▸ **What to work on**
In the entries below, some lines hold the string "this"; please say how many, giving the number and nothing else.
- Opening Delimiter -
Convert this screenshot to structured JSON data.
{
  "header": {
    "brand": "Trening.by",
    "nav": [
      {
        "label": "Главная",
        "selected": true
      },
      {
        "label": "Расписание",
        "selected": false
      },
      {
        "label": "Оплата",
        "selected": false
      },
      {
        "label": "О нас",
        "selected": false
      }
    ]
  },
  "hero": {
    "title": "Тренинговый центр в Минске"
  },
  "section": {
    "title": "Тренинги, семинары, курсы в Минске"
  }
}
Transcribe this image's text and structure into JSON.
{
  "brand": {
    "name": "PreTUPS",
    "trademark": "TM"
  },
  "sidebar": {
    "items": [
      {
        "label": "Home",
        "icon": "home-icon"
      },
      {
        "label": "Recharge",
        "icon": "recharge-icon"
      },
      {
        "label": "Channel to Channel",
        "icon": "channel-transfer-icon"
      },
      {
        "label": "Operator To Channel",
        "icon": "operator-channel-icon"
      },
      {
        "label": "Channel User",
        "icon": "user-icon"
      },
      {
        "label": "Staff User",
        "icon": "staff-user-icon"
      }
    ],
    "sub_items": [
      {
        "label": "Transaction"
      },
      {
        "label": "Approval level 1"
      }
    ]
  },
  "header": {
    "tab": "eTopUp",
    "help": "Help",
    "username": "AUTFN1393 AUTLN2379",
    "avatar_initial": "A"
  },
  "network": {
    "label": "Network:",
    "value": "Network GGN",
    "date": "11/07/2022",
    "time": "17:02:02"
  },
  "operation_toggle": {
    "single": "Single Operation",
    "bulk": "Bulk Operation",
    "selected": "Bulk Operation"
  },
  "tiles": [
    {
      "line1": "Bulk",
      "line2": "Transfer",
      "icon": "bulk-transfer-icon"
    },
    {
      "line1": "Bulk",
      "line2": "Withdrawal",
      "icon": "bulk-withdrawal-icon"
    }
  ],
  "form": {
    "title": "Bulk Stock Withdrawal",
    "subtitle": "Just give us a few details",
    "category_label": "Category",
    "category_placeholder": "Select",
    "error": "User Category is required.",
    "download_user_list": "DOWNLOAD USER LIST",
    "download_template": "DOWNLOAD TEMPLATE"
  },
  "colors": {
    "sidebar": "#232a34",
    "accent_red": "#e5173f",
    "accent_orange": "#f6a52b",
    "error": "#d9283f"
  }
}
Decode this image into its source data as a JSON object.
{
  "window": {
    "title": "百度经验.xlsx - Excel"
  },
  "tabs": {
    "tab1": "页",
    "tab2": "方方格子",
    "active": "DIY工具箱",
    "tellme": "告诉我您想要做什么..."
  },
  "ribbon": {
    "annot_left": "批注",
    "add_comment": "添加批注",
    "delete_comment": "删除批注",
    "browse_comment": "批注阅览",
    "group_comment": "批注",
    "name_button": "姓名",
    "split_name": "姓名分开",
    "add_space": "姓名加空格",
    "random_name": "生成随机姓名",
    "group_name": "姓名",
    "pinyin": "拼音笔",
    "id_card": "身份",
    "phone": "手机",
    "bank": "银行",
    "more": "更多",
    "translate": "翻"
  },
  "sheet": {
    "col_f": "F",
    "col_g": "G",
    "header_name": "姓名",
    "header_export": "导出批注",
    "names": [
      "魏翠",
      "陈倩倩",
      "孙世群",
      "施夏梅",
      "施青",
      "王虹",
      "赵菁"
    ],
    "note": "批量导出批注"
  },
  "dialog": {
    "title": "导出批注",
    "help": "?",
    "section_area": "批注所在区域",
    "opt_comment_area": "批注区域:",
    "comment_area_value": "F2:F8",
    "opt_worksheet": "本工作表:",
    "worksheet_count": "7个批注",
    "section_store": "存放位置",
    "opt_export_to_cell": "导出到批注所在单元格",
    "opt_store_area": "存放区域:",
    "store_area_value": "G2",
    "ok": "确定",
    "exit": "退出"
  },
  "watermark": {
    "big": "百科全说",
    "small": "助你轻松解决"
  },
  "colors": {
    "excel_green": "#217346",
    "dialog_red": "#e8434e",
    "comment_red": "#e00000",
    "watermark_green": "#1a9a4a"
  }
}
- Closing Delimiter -
▸ **Solution to the problem**
3